    There you go your train transformer is now operating on 110v 60Hz just as it would
    in the States.
    If the inverter or amperor power supply “trip out†during power up switch off.
    Turn the black control knob so that it’s at it’s minimum voltage setting and switch the amperor unit and the inverter back on. Then gradually turn the knob to increase the voltage until you get to 13.8V. Everything should now operate correctly.
    This problem has only come to light with some of the latest pure sine inverters which contain equipment protection to avoid surges and spikes.


    The CW-80 and Trainsounds will work correctly. TMCC operating problems
    that have caused some locos to be unusable in the U.K. are corrected.
    US spec Transformers and motors will also run cooler due to the correct frequency.
    High tech electronic features work as designed.

    You can plug in up to 300 watts of USA equipment into the inverter. If you need
    more power you could purchase another set or buy a more powerful inverter.
    However if you bought a 600 watt inverter you would need a 50 amp DC
    supply to power it. Just bare that in mind.

    I hope this helps you to enjoy running trains.

    This solution would not have been possible without club members help and advice,
    also the very patient Rob Lewis of Tennents Trains. And several Industrial
    frequency converter manufactures. To all these people I offer my thanks.
    Special thanks to Chris for the update on the earthing and the equipment
    protection issue on the latest inverter models..
  6. Brutus

    Brutus Member

    Nov 9, 2007
    Likes Received:
    PS - Maybe you should change the name of this thread to something like FAQ - How To Convert UK Power For Lionel Trains. I'll bet there will be a lot of Dads and Toy Train fans in the UK looking for this info in about a month!
  7. 60103
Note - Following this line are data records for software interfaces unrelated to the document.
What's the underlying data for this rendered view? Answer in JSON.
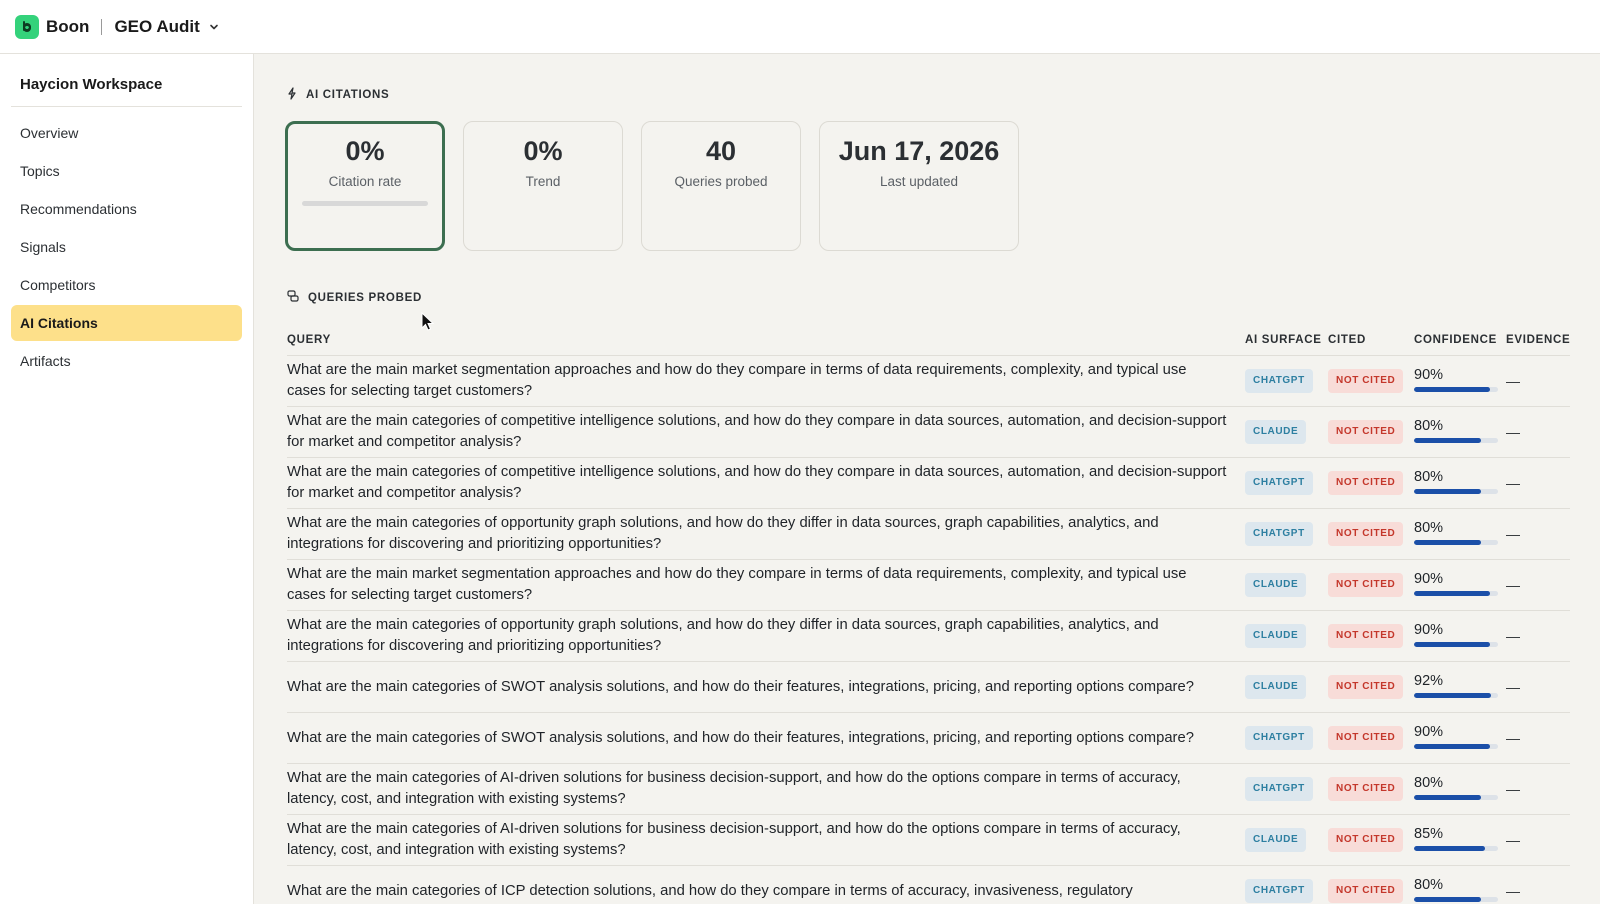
{
  "header": {
    "brand": "Boon",
    "app_title": "GEO Audit"
  },
  "sidebar": {
    "workspace": "Haycion Workspace",
    "items": [
      {
        "label": "Overview"
      },
      {
        "label": "Topics"
      },
      {
        "label": "Recommendations"
      },
      {
        "label": "Signals"
      },
      {
        "label": "Competitors"
      },
      {
        "label": "AI Citations",
        "active": true
      },
      {
        "label": "Artifacts"
      }
    ]
  },
  "main": {
    "citations_label": "AI CITATIONS",
    "cards": [
      {
        "value": "0%",
        "label": "Citation rate",
        "progress": 0
      },
      {
        "value": "0%",
        "label": "Trend"
      },
      {
        "value": "40",
        "label": "Queries probed"
      },
      {
        "value": "Jun 17, 2026",
        "label": "Last updated"
      }
    ],
    "queries_label": "QUERIES PROBED",
    "table": {
      "headers": {
        "query": "QUERY",
        "surface": "AI SURFACE",
        "cited": "CITED",
        "confidence": "CONFIDENCE",
        "evidence": "EVIDENCE"
      },
      "rows": [
        {
          "query": "What are the main market segmentation approaches and how do they compare in terms of data requirements, complexity, and typical use cases for selecting target customers?",
          "surface": "CHATGPT",
          "cited": "NOT CITED",
          "confidence": "90%",
          "conf_pct": 90,
          "evidence": "—"
        },
        {
          "query": "What are the main categories of competitive intelligence solutions, and how do they compare in data sources, automation, and decision-support for market and competitor analysis?",
          "surface": "CLAUDE",
          "cited": "NOT CITED",
          "confidence": "80%",
          "conf_pct": 80,
          "evidence": "—"
        },
        {
          "query": "What are the main categories of competitive intelligence solutions, and how do they compare in data sources, automation, and decision-support for market and competitor analysis?",
          "surface": "CHATGPT",
          "cited": "NOT CITED",
          "confidence": "80%",
          "conf_pct": 80,
          "evidence": "—"
        },
        {
          "query": "What are the main categories of opportunity graph solutions, and how do they differ in data sources, graph capabilities, analytics, and integrations for discovering and prioritizing opportunities?",
          "surface": "CHATGPT",
          "cited": "NOT CITED",
          "confidence": "80%",
          "conf_pct": 80,
          "evidence": "—"
        },
        {
          "query": "What are the main market segmentation approaches and how do they compare in terms of data requirements, complexity, and typical use cases for selecting target customers?",
          "surface": "CLAUDE",
          "cited": "NOT CITED",
          "confidence": "90%",
          "conf_pct": 90,
          "evidence": "—"
        },
        {
          "query": "What are the main categories of opportunity graph solutions, and how do they differ in data sources, graph capabilities, analytics, and integrations for discovering and prioritizing opportunities?",
          "surface": "CLAUDE",
          "cited": "NOT CITED",
          "confidence": "90%",
          "conf_pct": 90,
          "evidence": "—"
        },
        {
          "query": "What are the main categories of SWOT analysis solutions, and how do their features, integrations, pricing, and reporting options compare?",
          "surface": "CLAUDE",
          "cited": "NOT CITED",
          "confidence": "92%",
          "conf_pct": 92,
          "evidence": "—"
        },
        {
          "query": "What are the main categories of SWOT analysis solutions, and how do their features, integrations, pricing, and reporting options compare?",
          "surface": "CHATGPT",
          "cited": "NOT CITED",
          "confidence": "90%",
          "conf_pct": 90,
          "evidence": "—"
        },
        {
          "query": "What are the main categories of AI-driven solutions for business decision-support, and how do the options compare in terms of accuracy, latency, cost, and integration with existing systems?",
          "surface": "CHATGPT",
          "cited": "NOT CITED",
          "confidence": "80%",
          "conf_pct": 80,
          "evidence": "—"
        },
        {
          "query": "What are the main categories of AI-driven solutions for business decision-support, and how do the options compare in terms of accuracy, latency, cost, and integration with existing systems?",
          "surface": "CLAUDE",
          "cited": "NOT CITED",
          "confidence": "85%",
          "conf_pct": 85,
          "evidence": "—"
        },
        {
          "query": "What are the main categories of ICP detection solutions, and how do they compare in terms of accuracy, invasiveness, regulatory",
          "surface": "CHATGPT",
          "cited": "NOT CITED",
          "confidence": "80%",
          "conf_pct": 80,
          "evidence": "—"
        }
      ]
    }
  },
  "colors": {
    "brand_green": "#34d27b",
    "active_nav": "#fde08a",
    "selected_card_border": "#3c6e50",
    "confidence_bar": "#1b4fa8",
    "surface_pill_text": "#2d7fa1",
    "cited_pill_text": "#c4372b"
  },
  "icons": {
    "logo": "logo-icon",
    "chevron": "chevron-down-icon",
    "citations": "lightning-icon",
    "queries": "queries-icon",
    "cursor": "mouse-pointer-icon"
  }
}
    60103 Pooh Bah

    Mar 25, 2002
    Likes Received:
    Thanks for the information. I'll pass it on. I've changed the title, too.
    I don't know how happy he'll be about the answer.